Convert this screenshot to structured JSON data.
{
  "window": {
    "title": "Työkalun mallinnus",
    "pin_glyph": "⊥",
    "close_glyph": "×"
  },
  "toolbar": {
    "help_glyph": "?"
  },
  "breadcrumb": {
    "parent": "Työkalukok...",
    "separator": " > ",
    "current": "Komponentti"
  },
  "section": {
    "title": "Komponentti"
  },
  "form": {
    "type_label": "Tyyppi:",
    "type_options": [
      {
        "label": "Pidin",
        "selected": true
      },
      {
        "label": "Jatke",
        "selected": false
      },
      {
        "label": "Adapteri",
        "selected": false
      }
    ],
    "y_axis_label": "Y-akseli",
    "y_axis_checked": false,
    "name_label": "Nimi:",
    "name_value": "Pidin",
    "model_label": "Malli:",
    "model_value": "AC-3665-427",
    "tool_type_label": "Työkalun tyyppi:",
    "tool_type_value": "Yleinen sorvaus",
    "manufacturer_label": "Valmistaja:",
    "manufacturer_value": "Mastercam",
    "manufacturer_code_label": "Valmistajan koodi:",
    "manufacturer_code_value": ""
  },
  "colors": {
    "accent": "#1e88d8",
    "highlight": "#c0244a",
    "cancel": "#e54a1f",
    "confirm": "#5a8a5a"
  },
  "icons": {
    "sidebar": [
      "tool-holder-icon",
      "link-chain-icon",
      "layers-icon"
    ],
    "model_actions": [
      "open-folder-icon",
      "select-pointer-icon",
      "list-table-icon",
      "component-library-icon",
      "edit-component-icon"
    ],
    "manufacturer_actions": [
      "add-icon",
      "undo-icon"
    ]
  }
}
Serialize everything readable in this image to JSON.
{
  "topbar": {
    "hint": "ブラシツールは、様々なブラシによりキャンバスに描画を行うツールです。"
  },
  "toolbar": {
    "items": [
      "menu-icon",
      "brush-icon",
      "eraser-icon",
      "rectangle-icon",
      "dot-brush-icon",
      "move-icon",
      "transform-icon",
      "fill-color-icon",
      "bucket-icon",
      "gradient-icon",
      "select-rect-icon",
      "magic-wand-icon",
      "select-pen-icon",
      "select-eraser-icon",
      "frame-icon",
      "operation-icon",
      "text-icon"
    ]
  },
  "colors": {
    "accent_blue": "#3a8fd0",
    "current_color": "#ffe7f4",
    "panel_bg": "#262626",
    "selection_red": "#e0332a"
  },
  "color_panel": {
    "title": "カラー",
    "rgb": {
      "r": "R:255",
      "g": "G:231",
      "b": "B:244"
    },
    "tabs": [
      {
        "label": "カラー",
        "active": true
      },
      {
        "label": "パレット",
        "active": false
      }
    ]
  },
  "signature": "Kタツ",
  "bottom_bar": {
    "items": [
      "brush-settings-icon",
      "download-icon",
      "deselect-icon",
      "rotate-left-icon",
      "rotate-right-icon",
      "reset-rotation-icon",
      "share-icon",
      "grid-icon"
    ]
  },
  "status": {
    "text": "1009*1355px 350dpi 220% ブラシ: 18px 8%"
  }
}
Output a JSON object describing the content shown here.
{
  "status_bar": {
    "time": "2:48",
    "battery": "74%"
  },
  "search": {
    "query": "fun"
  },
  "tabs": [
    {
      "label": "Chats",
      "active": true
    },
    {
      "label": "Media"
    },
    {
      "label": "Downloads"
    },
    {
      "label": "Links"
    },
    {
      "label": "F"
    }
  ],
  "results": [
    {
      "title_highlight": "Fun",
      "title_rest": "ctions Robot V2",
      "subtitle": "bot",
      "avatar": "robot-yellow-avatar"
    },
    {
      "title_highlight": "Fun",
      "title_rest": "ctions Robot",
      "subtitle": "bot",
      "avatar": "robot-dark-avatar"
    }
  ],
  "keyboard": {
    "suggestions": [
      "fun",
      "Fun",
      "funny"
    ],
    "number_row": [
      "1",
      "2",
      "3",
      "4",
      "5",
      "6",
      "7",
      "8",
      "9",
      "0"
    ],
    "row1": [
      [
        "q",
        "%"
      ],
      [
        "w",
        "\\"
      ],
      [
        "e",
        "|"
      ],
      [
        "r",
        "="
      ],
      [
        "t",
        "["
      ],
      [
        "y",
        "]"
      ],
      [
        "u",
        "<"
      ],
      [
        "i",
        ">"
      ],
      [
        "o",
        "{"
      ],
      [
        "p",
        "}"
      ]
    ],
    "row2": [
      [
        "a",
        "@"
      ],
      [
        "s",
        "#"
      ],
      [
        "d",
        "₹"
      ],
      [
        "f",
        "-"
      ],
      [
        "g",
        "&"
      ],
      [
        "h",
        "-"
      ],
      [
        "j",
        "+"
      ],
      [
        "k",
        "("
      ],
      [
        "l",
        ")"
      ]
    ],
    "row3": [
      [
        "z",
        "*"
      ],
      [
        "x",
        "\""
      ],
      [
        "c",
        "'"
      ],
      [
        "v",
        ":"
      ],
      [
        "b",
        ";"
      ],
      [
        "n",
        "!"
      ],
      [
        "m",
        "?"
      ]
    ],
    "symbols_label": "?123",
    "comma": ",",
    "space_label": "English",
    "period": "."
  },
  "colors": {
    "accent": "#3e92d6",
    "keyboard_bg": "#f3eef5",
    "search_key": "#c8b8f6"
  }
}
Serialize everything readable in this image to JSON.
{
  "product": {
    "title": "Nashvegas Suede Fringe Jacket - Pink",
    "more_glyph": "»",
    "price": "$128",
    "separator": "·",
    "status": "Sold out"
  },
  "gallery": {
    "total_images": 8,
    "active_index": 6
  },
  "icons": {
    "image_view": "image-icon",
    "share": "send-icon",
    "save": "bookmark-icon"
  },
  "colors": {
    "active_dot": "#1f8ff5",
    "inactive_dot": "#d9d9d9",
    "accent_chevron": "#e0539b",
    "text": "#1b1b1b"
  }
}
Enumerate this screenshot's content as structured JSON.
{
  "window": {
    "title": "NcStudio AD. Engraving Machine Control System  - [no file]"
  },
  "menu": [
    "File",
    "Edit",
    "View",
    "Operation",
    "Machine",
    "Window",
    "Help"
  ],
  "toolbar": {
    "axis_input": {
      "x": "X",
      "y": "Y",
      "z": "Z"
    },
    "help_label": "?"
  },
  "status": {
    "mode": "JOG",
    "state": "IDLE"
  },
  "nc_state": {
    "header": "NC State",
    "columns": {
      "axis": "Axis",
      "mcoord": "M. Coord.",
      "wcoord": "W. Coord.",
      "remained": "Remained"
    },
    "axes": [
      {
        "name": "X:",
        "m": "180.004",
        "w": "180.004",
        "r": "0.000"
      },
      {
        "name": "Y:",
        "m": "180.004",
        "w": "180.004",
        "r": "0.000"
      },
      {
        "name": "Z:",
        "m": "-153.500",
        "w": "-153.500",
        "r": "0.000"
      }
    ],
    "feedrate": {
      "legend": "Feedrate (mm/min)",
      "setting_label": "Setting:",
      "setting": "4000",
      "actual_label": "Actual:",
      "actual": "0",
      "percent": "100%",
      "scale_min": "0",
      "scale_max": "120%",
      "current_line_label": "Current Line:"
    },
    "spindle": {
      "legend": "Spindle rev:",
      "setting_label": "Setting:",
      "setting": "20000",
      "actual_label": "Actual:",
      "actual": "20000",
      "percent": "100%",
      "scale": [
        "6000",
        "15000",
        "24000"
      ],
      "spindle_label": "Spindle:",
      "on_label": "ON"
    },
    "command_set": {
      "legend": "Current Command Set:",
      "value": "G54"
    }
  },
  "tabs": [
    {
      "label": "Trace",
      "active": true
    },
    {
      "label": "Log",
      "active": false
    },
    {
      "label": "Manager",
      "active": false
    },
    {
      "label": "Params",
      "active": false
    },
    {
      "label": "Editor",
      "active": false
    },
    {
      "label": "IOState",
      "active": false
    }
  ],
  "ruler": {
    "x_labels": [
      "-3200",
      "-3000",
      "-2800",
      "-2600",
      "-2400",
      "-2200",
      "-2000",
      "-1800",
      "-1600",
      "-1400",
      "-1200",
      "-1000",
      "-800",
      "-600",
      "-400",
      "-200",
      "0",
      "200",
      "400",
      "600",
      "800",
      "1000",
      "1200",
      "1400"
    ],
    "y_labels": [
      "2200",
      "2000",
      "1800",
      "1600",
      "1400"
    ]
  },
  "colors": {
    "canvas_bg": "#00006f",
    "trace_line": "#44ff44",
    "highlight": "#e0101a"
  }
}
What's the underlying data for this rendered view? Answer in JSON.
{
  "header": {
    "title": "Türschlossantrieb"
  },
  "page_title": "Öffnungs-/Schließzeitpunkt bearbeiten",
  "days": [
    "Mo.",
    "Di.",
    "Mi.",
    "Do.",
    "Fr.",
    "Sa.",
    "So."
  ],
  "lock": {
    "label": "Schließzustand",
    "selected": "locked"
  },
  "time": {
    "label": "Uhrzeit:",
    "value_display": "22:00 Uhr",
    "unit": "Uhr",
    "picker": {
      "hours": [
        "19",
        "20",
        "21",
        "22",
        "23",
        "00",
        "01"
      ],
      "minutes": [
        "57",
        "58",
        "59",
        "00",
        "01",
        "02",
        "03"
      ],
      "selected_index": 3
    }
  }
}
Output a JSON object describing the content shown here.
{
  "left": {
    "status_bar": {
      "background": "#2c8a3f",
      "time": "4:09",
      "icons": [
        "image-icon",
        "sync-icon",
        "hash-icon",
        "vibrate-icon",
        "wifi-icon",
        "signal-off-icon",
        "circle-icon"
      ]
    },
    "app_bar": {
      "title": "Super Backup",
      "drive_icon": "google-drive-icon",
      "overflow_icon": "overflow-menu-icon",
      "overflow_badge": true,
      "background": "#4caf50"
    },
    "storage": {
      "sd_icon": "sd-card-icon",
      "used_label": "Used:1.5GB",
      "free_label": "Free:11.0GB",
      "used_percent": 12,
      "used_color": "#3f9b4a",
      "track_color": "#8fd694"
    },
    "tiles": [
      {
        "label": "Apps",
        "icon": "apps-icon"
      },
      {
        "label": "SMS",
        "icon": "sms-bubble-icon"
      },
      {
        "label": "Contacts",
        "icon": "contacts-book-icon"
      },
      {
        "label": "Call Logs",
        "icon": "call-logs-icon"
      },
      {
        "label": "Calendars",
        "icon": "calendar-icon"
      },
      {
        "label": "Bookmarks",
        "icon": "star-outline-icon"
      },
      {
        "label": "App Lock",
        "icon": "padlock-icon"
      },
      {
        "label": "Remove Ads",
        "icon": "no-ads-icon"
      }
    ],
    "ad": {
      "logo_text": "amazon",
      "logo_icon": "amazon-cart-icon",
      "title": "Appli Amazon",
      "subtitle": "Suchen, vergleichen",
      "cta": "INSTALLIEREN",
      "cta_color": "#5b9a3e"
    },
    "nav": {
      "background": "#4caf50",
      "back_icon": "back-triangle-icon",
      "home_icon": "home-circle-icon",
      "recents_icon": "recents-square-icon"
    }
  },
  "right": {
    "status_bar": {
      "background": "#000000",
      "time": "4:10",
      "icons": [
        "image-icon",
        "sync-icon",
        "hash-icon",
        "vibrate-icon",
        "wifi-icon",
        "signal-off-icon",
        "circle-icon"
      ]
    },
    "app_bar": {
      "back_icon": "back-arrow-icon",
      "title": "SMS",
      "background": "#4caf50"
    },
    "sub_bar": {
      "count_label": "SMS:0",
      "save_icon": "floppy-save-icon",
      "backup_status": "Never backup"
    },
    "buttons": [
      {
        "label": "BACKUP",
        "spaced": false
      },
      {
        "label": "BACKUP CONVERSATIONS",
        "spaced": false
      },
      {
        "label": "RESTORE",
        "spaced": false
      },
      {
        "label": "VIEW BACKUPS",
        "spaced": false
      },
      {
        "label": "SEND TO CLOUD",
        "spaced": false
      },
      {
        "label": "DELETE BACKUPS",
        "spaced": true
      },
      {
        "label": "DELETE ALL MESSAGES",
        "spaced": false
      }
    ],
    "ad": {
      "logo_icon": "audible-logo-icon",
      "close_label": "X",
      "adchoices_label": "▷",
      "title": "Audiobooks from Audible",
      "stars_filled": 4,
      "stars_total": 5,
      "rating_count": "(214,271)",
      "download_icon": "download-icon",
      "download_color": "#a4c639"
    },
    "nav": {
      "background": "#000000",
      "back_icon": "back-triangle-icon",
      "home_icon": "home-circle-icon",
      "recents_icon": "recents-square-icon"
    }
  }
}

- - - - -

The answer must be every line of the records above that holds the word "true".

### EXERCISE SOLUTION
        "selected": true
        "active": true
      "active": true
      "active": true
      "overflow_badge": true,
        "spaced": true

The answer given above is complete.